Roy Mathew

THIRUVANANTHAPURAM: More than 15 persons representing non-governmental organisations (NGOs) from Kerala will attend a public consultation being organised by the Ministry of Environment in Bangalore on January 25 on permitting commercial release of genetically modified brinjal (Bt brinjal) in the country.

Union Minister of State for Environment and Forests Jairam Ramesh had announced the holding of consultations at different places following protests against the approval granted by the Genetic Engineering Approval Committee under the Ministry for the first-ever release of a genetically modified (GM) food in India.

NGOs such as Thanal, Jaiva Karshaka Samithi, One Earth One Life, Chilla, Periyar Malineekarana Virudha Samithi, Karshika Karma Sena (Thiruvananthapuram) and Haritha Sena (Kozhikode) are opposing the release citing risks.

According to these NGOs, there is extensive evidence demonstrating that GM crops and food items cause adverse impact on human and animal health, and also on the environment.

In addition, it seriously compromises the socio-political and economic rights and cultural norms of farmers and consumers.

Warn of health risks

Experts warned that GM crops, especially food items, significantly increased health risks, caused crop failures, contributed to loss of agricultural and natural biodiversity, and seriously eroded livelihood choices.

A recent study, published in the International Journal of Biological Sciences, showed that genetically modified corn caused damage to organs in rats.
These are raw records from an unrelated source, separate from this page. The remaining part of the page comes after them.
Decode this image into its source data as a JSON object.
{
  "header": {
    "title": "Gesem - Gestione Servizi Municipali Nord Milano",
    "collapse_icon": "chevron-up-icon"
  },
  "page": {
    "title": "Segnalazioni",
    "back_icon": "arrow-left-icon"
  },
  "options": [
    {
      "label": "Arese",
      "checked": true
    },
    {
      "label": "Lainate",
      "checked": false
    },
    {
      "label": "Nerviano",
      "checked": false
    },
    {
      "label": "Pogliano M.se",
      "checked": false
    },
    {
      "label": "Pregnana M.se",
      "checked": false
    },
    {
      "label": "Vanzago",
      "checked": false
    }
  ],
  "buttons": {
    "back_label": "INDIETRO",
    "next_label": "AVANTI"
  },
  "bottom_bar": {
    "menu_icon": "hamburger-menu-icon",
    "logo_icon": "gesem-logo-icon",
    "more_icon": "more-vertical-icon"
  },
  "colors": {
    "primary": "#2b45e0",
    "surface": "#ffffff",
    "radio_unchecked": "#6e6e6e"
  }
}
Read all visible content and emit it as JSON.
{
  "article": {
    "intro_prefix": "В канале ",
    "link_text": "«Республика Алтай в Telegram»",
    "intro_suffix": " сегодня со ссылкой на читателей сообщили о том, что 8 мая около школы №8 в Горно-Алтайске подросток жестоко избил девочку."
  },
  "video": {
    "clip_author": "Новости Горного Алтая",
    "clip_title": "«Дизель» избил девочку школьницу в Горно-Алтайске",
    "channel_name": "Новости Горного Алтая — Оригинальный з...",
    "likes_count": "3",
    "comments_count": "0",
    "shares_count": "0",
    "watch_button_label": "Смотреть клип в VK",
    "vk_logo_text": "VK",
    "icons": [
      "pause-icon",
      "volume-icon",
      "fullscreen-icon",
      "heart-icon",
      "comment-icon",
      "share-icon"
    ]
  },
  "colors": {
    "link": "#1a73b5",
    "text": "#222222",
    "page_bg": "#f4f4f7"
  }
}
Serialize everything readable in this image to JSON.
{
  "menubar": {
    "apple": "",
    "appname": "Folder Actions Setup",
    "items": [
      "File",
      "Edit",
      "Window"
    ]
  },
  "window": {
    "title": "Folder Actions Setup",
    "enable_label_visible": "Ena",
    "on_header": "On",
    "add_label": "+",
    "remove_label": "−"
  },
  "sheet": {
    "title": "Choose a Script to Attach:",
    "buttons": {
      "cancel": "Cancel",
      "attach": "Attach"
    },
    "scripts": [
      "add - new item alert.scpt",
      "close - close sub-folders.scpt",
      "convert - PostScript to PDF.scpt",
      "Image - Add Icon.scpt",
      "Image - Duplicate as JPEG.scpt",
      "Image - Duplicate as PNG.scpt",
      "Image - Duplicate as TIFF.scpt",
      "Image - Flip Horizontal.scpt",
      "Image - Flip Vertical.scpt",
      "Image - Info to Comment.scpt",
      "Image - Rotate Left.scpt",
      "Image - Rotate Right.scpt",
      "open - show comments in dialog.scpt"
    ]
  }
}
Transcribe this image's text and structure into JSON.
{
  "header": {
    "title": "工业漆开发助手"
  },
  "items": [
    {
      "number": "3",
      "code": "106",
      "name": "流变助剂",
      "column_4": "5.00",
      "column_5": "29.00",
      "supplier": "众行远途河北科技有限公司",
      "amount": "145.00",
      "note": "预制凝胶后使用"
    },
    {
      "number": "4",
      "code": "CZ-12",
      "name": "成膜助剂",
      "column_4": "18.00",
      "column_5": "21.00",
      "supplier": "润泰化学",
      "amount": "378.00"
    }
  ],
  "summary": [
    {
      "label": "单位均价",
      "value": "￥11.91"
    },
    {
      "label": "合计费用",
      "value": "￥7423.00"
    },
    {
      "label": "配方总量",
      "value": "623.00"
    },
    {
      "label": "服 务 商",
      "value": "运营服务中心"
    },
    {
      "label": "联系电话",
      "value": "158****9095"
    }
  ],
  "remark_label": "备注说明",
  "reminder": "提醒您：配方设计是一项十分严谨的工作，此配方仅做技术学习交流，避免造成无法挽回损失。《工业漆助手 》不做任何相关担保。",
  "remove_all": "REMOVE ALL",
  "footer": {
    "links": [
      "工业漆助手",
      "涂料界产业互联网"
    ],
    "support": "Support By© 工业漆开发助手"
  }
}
Effects were mostly associated with kidney and liver though heart, adrenal glands, spleen and haematopoietic system were also found to be affected.

Campaigners against Bt brinjal said the approval committee had violated transparent, fair, independent and scientific enquiry norms. Many members of the committee were representatives of institutions promoting GM crops.